[Work to complete] Below is a listing; give only the number of its lines that contain the word "this".

[Records for processing]
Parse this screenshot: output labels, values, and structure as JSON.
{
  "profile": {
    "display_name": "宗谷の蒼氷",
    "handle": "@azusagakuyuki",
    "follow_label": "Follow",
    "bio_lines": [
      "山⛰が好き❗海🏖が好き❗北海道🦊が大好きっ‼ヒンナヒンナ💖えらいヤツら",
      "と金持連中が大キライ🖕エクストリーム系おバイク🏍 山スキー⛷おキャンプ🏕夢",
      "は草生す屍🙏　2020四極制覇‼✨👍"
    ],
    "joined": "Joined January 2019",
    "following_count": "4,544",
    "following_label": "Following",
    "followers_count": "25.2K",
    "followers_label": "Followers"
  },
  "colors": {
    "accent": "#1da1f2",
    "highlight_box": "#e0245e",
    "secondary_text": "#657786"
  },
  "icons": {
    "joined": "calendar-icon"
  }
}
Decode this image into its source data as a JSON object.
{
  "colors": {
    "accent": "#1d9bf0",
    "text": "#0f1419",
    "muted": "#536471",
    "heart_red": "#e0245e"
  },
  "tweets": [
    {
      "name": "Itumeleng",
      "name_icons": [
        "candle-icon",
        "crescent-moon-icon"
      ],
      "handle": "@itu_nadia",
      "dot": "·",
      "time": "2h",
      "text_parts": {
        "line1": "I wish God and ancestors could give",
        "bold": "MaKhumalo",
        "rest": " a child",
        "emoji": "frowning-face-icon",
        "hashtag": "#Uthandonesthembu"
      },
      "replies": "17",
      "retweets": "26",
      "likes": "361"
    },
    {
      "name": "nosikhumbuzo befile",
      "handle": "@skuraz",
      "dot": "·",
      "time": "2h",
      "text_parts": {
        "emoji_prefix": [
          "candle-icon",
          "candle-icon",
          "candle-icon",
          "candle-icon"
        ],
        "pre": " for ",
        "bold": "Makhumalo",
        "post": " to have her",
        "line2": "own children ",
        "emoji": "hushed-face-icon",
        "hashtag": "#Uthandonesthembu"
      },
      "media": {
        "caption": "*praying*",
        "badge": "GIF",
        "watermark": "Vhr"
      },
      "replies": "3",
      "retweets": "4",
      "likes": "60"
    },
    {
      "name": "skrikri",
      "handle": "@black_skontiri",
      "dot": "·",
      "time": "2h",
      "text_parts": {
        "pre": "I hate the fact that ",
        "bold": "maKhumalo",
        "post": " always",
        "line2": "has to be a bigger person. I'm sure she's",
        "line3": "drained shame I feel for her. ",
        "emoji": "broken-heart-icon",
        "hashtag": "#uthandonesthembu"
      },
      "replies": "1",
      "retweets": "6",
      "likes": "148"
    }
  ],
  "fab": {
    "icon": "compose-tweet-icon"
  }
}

[Answer space] 2